Patients: Statewide cohort of 5332 elderly 30-day acute myocardial infarction (AMI) survivors with prescription drug coverage, of whom 3737 were eligible for beta-blockers.
Main outcome measures: beta-Blocker and calcium channel blocker use in the first 90 days after discharge and mortality rates and cardiac hospital readmissions over the 2-year period after discharge, controlling for sociodemographic and baseline risk variables.
Results: Only 21% of eligible patients received beta-blocker therapy; this rate remained unchanged from 1987 to 1991. Patients were almost 3 times more likely to receive a new prescription for a calcium channel blocker than for a new beta-blocker after their AMIs. Advanced age and calcium channel blocker use predicted underuse of beta-blockers. Controlling for other predictors of survival, the mortality rate among beta-blocker recipients was 43% less than that for nonrecipients (RR=0.57; 95% confidence interval [CI], 0.47-0.69). Effects on mortality were substantial in all age strata (65-74 years, 75-84 years, and > or = 85 years) and consistent with the results for elderly subgroups of 2 large RCTs. beta-Blocker recipients were rehospitalized 22% less often than nonrecipients (RR=0.78; 95% CI, 0.67-0.90). Use of a calcium channel blocker instead of a beta-blocker was associated with a doubled risk of death (RR= 1.98; 95% CI, 1.44-2.72), not because calcium channel blockers had a demonstrable adverse effect, but because they were substitutes for beta-blockers.

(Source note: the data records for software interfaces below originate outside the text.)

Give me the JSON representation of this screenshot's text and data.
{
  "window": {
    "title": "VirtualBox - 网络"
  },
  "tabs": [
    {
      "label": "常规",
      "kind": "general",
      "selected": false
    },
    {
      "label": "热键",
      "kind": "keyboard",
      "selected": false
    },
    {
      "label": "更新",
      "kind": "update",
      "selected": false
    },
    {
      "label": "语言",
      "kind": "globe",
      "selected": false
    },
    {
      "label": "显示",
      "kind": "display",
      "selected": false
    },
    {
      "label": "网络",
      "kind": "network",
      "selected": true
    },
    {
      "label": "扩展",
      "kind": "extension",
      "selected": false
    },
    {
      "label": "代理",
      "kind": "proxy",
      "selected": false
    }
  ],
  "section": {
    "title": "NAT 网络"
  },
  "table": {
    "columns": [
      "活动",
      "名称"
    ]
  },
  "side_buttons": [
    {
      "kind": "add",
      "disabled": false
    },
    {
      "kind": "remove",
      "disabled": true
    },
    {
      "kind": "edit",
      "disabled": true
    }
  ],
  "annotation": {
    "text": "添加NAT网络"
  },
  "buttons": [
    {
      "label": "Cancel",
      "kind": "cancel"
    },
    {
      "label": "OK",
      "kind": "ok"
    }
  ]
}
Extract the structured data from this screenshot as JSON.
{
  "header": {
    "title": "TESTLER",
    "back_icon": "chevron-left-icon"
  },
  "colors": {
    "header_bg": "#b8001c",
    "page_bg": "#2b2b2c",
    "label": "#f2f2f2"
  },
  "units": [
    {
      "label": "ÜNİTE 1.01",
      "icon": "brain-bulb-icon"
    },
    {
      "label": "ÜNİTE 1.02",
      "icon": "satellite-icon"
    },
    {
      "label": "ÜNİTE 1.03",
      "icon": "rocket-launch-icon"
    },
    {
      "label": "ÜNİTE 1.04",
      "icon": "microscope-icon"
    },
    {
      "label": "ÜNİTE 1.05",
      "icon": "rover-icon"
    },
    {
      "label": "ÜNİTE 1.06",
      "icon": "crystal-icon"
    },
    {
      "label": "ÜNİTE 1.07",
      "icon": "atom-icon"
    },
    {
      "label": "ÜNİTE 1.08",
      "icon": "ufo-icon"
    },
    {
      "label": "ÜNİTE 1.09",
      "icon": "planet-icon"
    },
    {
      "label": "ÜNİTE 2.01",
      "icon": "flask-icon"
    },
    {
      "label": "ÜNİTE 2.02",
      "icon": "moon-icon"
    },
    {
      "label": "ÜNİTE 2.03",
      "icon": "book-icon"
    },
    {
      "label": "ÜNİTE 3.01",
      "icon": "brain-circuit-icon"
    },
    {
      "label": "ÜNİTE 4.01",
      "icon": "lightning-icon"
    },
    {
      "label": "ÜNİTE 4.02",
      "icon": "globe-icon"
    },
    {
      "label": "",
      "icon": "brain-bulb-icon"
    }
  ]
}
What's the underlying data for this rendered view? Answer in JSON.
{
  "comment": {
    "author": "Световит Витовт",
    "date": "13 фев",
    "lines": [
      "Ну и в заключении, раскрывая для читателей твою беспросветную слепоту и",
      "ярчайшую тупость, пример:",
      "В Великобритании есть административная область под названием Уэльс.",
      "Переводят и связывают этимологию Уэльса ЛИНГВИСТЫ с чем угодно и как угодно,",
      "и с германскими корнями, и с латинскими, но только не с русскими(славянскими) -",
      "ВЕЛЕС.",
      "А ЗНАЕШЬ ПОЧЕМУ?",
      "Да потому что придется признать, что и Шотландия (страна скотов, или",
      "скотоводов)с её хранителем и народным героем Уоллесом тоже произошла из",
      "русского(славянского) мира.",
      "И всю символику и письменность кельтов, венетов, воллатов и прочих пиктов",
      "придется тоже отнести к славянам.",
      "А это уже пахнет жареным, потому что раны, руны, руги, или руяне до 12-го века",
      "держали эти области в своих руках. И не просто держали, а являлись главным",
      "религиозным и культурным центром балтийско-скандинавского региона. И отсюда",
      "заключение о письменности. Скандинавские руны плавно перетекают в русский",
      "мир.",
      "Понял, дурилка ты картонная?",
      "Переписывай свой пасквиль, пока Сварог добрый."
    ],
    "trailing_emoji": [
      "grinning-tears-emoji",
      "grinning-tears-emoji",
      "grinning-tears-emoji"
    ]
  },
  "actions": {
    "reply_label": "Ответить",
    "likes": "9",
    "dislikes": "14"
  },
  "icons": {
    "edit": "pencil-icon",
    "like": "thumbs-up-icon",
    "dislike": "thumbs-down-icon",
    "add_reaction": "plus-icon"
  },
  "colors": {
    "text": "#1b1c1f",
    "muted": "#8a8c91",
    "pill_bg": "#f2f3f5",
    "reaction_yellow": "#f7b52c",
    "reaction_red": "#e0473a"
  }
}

Conclusions: beta-Blockers are underused in elderly AMI survivors, leading to measurable adverse outcomes. These data suggest that the survival benefits of beta-blockade after an AMI may extend to eligible patients older than 75 years, a group that has been excluded from RCTs.